Restate every line of the material that follows, word for word.

........

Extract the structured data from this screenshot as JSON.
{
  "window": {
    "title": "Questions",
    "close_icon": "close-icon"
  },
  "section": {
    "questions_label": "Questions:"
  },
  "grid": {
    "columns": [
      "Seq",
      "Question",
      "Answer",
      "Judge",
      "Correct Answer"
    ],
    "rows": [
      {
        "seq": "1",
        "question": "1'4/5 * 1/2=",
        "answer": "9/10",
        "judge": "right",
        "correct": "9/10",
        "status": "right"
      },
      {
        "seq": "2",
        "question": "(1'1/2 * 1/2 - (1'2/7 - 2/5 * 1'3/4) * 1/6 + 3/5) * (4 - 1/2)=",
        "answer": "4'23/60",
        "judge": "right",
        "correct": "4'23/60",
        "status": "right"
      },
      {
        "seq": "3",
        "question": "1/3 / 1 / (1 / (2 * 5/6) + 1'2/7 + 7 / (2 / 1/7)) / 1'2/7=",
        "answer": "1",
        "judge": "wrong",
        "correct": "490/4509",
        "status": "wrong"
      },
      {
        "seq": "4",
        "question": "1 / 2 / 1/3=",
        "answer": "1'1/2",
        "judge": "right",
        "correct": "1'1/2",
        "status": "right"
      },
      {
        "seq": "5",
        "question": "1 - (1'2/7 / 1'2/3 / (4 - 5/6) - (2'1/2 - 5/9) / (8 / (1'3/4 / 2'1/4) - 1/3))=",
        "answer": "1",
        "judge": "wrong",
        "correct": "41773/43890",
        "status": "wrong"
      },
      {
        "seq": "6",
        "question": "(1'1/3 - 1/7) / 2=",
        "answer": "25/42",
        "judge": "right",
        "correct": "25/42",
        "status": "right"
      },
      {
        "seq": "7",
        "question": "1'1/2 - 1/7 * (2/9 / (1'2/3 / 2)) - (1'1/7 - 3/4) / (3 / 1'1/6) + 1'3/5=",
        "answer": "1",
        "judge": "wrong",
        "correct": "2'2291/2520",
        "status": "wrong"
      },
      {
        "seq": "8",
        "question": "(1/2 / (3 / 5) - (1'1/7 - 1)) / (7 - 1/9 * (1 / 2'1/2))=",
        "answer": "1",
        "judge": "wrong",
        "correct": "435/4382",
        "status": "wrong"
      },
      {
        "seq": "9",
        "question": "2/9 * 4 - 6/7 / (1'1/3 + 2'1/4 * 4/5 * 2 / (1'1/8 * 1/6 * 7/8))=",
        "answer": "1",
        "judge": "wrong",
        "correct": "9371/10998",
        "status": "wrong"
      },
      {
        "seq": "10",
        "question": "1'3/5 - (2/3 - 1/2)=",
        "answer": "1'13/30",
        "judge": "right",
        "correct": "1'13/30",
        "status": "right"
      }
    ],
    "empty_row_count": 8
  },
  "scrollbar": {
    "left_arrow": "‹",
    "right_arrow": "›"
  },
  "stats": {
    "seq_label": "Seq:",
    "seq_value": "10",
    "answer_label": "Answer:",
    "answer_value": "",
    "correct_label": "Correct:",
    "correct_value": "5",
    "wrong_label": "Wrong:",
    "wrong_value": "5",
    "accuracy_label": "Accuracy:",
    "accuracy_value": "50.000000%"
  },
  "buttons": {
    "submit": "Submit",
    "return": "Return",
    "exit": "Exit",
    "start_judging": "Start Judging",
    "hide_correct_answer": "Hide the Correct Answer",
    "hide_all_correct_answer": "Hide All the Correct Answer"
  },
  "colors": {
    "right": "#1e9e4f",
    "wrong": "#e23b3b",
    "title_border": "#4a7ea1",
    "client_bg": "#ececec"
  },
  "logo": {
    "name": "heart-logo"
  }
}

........

Reply to the exercise =
Extract the structured data from this screenshot as JSON.
{
  "window": {
    "title": "Questions",
    "close_icon": "close-icon"
  },
  "section": {
    "questions_label": "Questions:"
  },
  "grid": {
    "columns": [
      "Seq",
      "Question",
      "Answer",
      "Judge",
      "Correct Answer"
    ],
    "rows": [
      {
        "seq": "1",
        "question": "1'4/5 * 1/2=",
        "answer": "9/10",
        "judge": "right",
        "correct": "9/10",
        "status": "right"
      },
      {
        "seq": "2",
        "question": "(1'1/2 * 1/2 - (1'2/7 - 2/5 * 1'3/4) * 1/6 + 3/5) * (4 - 1/2)=",
        "answer": "4'23/60",
        "judge": "right",
        "correct": "4'23/60",
        "status": "right"
      },
      {
        "seq": "3",
        "question": "1/3 / 1 / (1 / (2 * 5/6) + 1'2/7 + 7 / (2 / 1/7)) / 1'2/7=",
        "answer": "1",
        "judge": "wrong",
        "correct": "490/4509",
        "status": "wrong"
      },
      {
        "seq": "4",
        "question": "1 / 2 / 1/3=",
        "answer": "1'1/2",
        "judge": "right",
        "correct": "1'1/2",
        "status": "right"
      },
      {
        "seq": "5",
        "question": "1 - (1'2/7 / 1'2/3 / (4 - 5/6) - (2'1/2 - 5/9) / (8 / (1'3/4 / 2'1/4) - 1/3))=",
        "answer": "1",
        "judge": "wrong",
        "correct": "41773/43890",
        "status": "wrong"
      },
      {
        "seq": "6",
        "question": "(1'1/3 - 1/7) / 2=",
        "answer": "25/42",
        "judge": "right",
        "correct": "25/42",
        "status": "right"
      },
      {
        "seq": "7",
        "question": "1'1/2 - 1/7 * (2/9 / (1'2/3 / 2)) - (1'1/7 - 3/4) / (3 / 1'1/6) + 1'3/5=",
        "answer": "1",
        "judge": "wrong",
        "correct": "2'2291/2520",
        "status": "wrong"
      },
      {
        "seq": "8",
        "question": "(1/2 / (3 / 5) - (1'1/7 - 1)) / (7 - 1/9 * (1 / 2'1/2))=",
        "answer": "1",
        "judge": "wrong",
        "correct": "435/4382",
        "status": "wrong"
      },
      {
        "seq": "9",
        "question": "2/9 * 4 - 6/7 / (1'1/3 + 2'1/4 * 4/5 * 2 / (1'1/8 * 1/6 * 7/8))=",
        "answer": "1",
        "judge": "wrong",
        "correct": "9371/10998",
        "status": "wrong"
      },
      {
        "seq": "10",
        "question": "1'3/5 - (2/3 - 1/2)=",
        "answer": "1'13/30",
        "judge": "right",
        "correct": "1'13/30",
        "status": "right"
      }
    ],
    "empty_row_count": 8
  },
  "scrollbar": {
    "left_arrow": "‹",
    "right_arrow": "›"
  },
  "stats": {
    "seq_label": "Seq:",
    "seq_value": "10",
    "answer_label": "Answer:",
    "answer_value": "",
    "correct_label": "Correct:",
    "correct_value": "5",
    "wrong_label": "Wrong:",
    "wrong_value": "5",
    "accuracy_label": "Accuracy:",
    "accuracy_value": "50.000000%"
  },
  "buttons": {
    "submit": "Submit",
    "return": "Return",
    "exit": "Exit",
    "start_judging": "Start Judging",
    "hide_correct_answer": "Hide the Correct Answer",
    "hide_all_correct_answer": "Hide All the Correct Answer"
  },
  "colors": {
    "right": "#1e9e4f",
    "wrong": "#e23b3b",
    "title_border": "#4a7ea1",
    "client_bg": "#ececec"
  },
  "logo": {
    "name": "heart-logo"
  }
}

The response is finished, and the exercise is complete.